Start of RAW DATA

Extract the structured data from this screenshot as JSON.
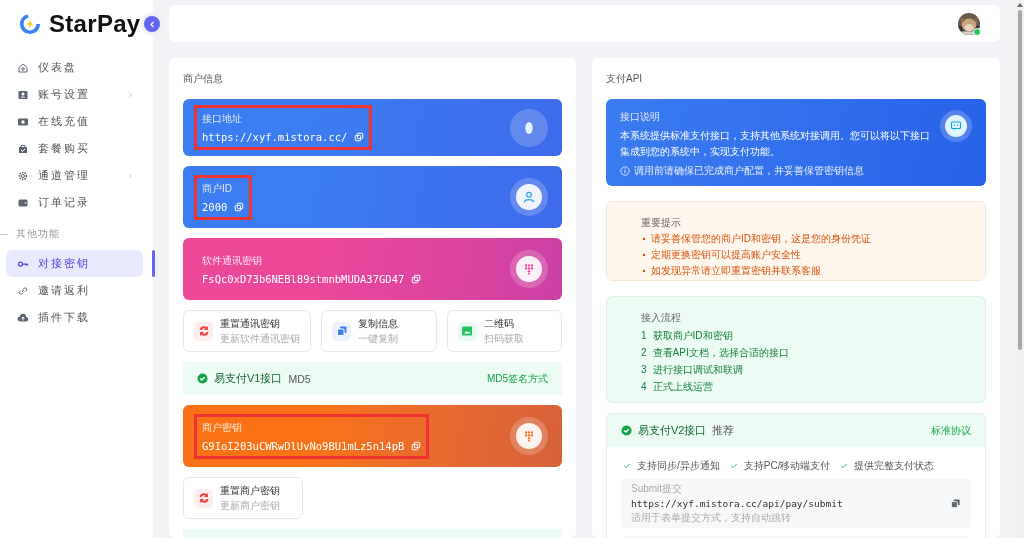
{
  "brand": {
    "name": "StarPay"
  },
  "sidebar": {
    "items": [
      {
        "label": "仪表盘",
        "has_submenu": false,
        "selected": false
      },
      {
        "label": "账号设置",
        "has_submenu": true,
        "selected": false
      },
      {
        "label": "在线充值",
        "has_submenu": false,
        "selected": false
      },
      {
        "label": "套餐购买",
        "has_submenu": false,
        "selected": false
      },
      {
        "label": "通道管理",
        "has_submenu": true,
        "selected": false
      },
      {
        "label": "订单记录",
        "has_submenu": false,
        "selected": false
      }
    ],
    "section": {
      "title": "其他功能",
      "items": [
        {
          "label": "对接密钥",
          "has_submenu": false,
          "selected": true
        },
        {
          "label": "邀请返利",
          "has_submenu": false,
          "selected": false
        },
        {
          "label": "插件下载",
          "has_submenu": false,
          "selected": false
        }
      ]
    }
  },
  "header": {
    "user": {
      "online": true
    }
  },
  "merchant_panel": {
    "title": "商户信息",
    "blocks": [
      {
        "kind": "credential",
        "color": "#3b7cf0",
        "label": "接口地址",
        "value": "https://xyf.mistora.cc/",
        "highlighted": true
      },
      {
        "kind": "credential",
        "color": "#3b7cf0",
        "label": "商户ID",
        "value": "2000",
        "highlighted": true
      },
      {
        "kind": "credential",
        "color": "#ec4899",
        "label": "软件通讯密钥",
        "value": "FsQc0xD73b6NEBl89stmnbMUDA37GD47",
        "highlighted": false
      },
      {
        "kind": "actions",
        "items": [
          {
            "kind": "reset",
            "title": "重置通讯密钥",
            "subtitle": "更新软件通讯密钥",
            "color": "#ef4444"
          },
          {
            "kind": "copy",
            "title": "复制信息",
            "subtitle": "一键复制",
            "color": "#3b82f6"
          },
          {
            "kind": "qrcode",
            "title": "二维码",
            "subtitle": "扫码获取",
            "color": "#22c55e"
          }
        ]
      },
      {
        "kind": "protocol",
        "name": "易支付V1接口",
        "tag": "MD5",
        "note": "MD5签名方式"
      },
      {
        "kind": "credential",
        "color": "#f97316",
        "label": "商户密钥",
        "value": "G9IoI203uCWRwDlUvNo9BU1mLz5n14pB",
        "highlighted": true
      },
      {
        "kind": "actions",
        "items": [
          {
            "kind": "reset",
            "title": "重置商户密钥",
            "subtitle": "更新商户密钥",
            "color": "#ef4444"
          }
        ]
      }
    ]
  },
  "api_panel": {
    "title": "支付API",
    "intro": {
      "label": "接口说明",
      "text": "本系统提供标准支付接口，支持其他系统对接调用。您可以将以下接口集成到您的系统中，实现支付功能。",
      "note": "调用前请确保已完成商户配置，并妥善保管密钥信息"
    },
    "notice": {
      "title": "重要提示",
      "items": [
        "请妥善保管您的商户ID和密钥，这是您的身份凭证",
        "定期更换密钥可以提高账户安全性",
        "如发现异常请立即重置密钥并联系客服"
      ]
    },
    "steps": {
      "title": "接入流程",
      "items": [
        {
          "number": "1",
          "text": "获取商户ID和密钥"
        },
        {
          "number": "2",
          "text": "查看API文档，选择合适的接口"
        },
        {
          "number": "3",
          "text": "进行接口调试和联调"
        },
        {
          "number": "4",
          "text": "正式上线运营"
        }
      ]
    },
    "v2": {
      "name": "易支付V2接口",
      "tag": "推荐",
      "note": "标准协议",
      "features": [
        "支持同步/异步通知",
        "支持PC/移动端支付",
        "提供完整支付状态"
      ],
      "endpoints": [
        {
          "label": "Submit提交",
          "url": "https://xyf.mistora.cc/api/pay/submit",
          "hint": "适用于表单提交方式，支持自动跳转"
        }
      ]
    }
  }
}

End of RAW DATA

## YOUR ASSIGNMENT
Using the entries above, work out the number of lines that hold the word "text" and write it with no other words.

## TASK ANSWER
5